== Segment start ==

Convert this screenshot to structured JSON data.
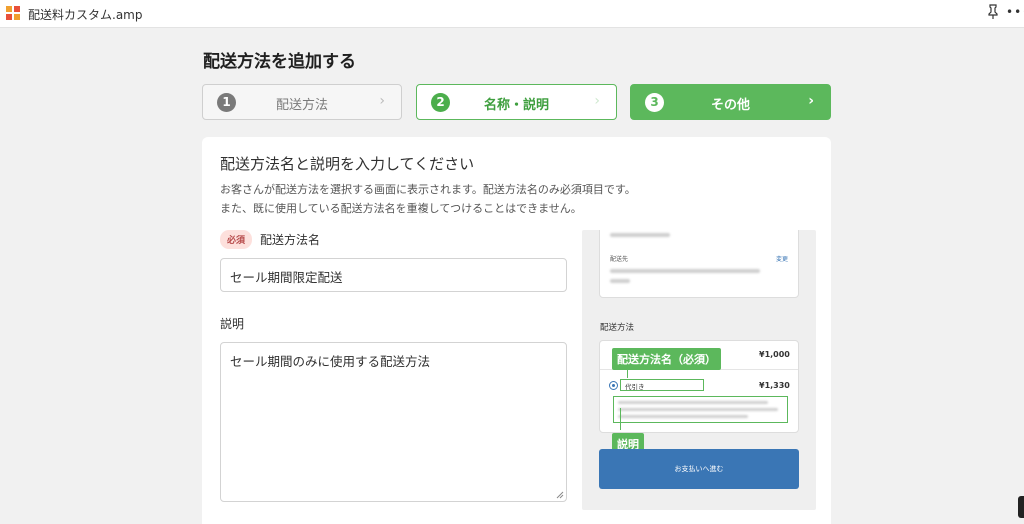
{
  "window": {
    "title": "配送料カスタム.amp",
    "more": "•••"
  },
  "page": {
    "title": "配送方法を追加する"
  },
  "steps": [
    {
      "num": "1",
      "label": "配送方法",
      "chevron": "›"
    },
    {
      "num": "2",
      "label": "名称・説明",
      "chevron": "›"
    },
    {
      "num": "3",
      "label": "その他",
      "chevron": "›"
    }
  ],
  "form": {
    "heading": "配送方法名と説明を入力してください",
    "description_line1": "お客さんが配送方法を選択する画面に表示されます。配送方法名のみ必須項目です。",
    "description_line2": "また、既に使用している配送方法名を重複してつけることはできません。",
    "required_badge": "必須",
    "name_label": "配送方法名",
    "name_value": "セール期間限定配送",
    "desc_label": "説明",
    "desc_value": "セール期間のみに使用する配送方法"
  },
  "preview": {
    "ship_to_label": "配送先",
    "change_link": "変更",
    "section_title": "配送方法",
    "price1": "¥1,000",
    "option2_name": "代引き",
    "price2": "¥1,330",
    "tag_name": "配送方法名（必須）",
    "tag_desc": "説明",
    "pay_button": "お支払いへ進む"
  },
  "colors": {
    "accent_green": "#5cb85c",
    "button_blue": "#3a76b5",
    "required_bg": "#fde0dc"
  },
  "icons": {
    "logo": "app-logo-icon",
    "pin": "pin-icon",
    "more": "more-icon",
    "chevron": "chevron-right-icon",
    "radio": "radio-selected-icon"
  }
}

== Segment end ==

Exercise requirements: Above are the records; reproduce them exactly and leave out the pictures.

Task answer:
Convert this screenshot to structured JSON data.
{
  "window": {
    "title": "配送料カスタム.amp",
    "more": "•••"
  },
  "page": {
    "title": "配送方法を追加する"
  },
  "steps": [
    {
      "num": "1",
      "label": "配送方法",
      "chevron": "›"
    },
    {
      "num": "2",
      "label": "名称・説明",
      "chevron": "›"
    },
    {
      "num": "3",
      "label": "その他",
      "chevron": "›"
    }
  ],
  "form": {
    "heading": "配送方法名と説明を入力してください",
    "description_line1": "お客さんが配送方法を選択する画面に表示されます。配送方法名のみ必須項目です。",
    "description_line2": "また、既に使用している配送方法名を重複してつけることはできません。",
    "required_badge": "必須",
    "name_label": "配送方法名",
    "name_value": "セール期間限定配送",
    "desc_label": "説明",
    "desc_value": "セール期間のみに使用する配送方法"
  },
  "preview": {
    "ship_to_label": "配送先",
    "change_link": "変更",
    "section_title": "配送方法",
    "price1": "¥1,000",
    "option2_name": "代引き",
    "price2": "¥1,330",
    "tag_name": "配送方法名（必須）",
    "tag_desc": "説明",
    "pay_button": "お支払いへ進む"
  },
  "colors": {
    "accent_green": "#5cb85c",
    "button_blue": "#3a76b5",
    "required_bg": "#fde0dc"
  },
  "icons": {
    "logo": "app-logo-icon",
    "pin": "pin-icon",
    "more": "more-icon",
    "chevron": "chevron-right-icon",
    "radio": "radio-selected-icon"
  }
}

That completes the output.